## Action item
Each entry below should be printed exactly, with every image left out.

## Dataset entries

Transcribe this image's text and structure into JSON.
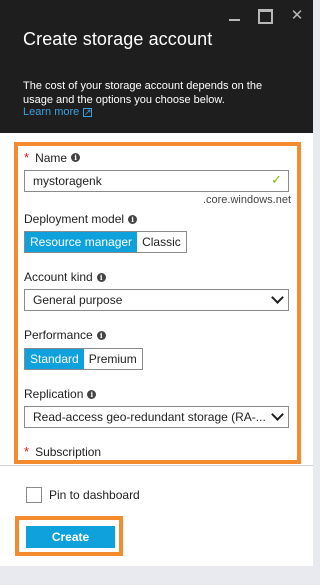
{
  "header": {
    "title": "Create storage account",
    "info": "The cost of your storage account depends on the usage and the options you choose below.",
    "learn_more": "Learn more",
    "window_controls": {
      "minimize": "minimize-icon",
      "maximize": "maximize-icon",
      "close": "close-icon"
    },
    "close_glyph": "✕"
  },
  "form": {
    "name": {
      "required_mark": "*",
      "label": "Name",
      "value": "mystoragenk",
      "suffix": ".core.windows.net",
      "valid_glyph": "✓"
    },
    "deployment_model": {
      "label": "Deployment model",
      "options": [
        "Resource manager",
        "Classic"
      ],
      "selected": "Resource manager"
    },
    "account_kind": {
      "label": "Account kind",
      "value": "General purpose"
    },
    "performance": {
      "label": "Performance",
      "options": [
        "Standard",
        "Premium"
      ],
      "selected": "Standard"
    },
    "replication": {
      "label": "Replication",
      "value": "Read-access geo-redundant storage (RA-..."
    },
    "subscription": {
      "required_mark": "*",
      "label": "Subscription"
    }
  },
  "footer": {
    "pin_label": "Pin to dashboard",
    "create_label": "Create"
  },
  "colors": {
    "header_bg": "#1e1e1e",
    "accent": "#0fa1dc",
    "highlight": "#f58b2f",
    "valid": "#7fba00",
    "required": "#e81123"
  }
}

## Task output
Transcribe this image's text and structure into JSON.
{
  "header": {
    "title": "Create storage account",
    "info": "The cost of your storage account depends on the usage and the options you choose below.",
    "learn_more": "Learn more",
    "window_controls": {
      "minimize": "minimize-icon",
      "maximize": "maximize-icon",
      "close": "close-icon"
    },
    "close_glyph": "✕"
  },
  "form": {
    "name": {
      "required_mark": "*",
      "label": "Name",
      "value": "mystoragenk",
      "suffix": ".core.windows.net",
      "valid_glyph": "✓"
    },
    "deployment_model": {
      "label": "Deployment model",
      "options": [
        "Resource manager",
        "Classic"
      ],
      "selected": "Resource manager"
    },
    "account_kind": {
      "label": "Account kind",
      "value": "General purpose"
    },
    "performance": {
      "label": "Performance",
      "options": [
        "Standard",
        "Premium"
      ],
      "selected": "Standard"
    },
    "replication": {
      "label": "Replication",
      "value": "Read-access geo-redundant storage (RA-..."
    },
    "subscription": {
      "required_mark": "*",
      "label": "Subscription"
    }
  },
  "footer": {
    "pin_label": "Pin to dashboard",
    "create_label": "Create"
  },
  "colors": {
    "header_bg": "#1e1e1e",
    "accent": "#0fa1dc",
    "highlight": "#f58b2f",
    "valid": "#7fba00",
    "required": "#e81123"
  }
}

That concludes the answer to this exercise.